Exercise ->
Filter the entries that follow, copying every line in which the word "icon" appears.

Information supplied ->
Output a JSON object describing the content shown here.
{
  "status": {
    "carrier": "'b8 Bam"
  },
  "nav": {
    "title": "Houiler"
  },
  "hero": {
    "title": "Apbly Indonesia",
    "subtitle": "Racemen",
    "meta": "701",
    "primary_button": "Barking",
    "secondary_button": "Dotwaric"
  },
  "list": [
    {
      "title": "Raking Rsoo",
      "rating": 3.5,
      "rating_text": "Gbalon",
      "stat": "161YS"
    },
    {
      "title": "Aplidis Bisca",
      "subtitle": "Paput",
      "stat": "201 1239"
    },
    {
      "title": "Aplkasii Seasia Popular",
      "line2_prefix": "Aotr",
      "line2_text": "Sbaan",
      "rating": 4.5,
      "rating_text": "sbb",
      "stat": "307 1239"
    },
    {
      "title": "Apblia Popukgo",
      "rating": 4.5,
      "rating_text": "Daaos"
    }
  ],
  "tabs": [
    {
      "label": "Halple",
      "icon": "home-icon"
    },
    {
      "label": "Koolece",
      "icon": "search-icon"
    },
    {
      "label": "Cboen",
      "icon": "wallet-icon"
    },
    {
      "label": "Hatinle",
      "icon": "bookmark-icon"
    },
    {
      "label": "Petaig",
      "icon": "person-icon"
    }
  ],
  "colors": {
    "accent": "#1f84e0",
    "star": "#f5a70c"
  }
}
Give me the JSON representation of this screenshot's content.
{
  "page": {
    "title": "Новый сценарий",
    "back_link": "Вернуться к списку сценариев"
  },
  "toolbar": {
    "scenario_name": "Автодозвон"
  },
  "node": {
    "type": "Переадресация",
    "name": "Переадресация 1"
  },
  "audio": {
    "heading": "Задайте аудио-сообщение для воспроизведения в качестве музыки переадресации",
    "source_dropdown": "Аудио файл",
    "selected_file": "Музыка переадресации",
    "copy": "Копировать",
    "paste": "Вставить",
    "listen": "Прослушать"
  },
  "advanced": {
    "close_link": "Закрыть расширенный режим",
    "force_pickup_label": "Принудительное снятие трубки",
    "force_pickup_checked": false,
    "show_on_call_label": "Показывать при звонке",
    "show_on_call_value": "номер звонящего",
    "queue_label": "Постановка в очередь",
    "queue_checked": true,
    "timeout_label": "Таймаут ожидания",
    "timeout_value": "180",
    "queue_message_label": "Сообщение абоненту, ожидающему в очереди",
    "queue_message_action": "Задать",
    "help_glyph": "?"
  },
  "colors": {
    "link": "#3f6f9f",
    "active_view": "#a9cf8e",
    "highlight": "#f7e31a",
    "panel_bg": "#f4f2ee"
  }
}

Solution to this task ->
      "icon": "home-icon"
      "icon": "search-icon"
      "icon": "wallet-icon"
      "icon": "bookmark-icon"
      "icon": "person-icon"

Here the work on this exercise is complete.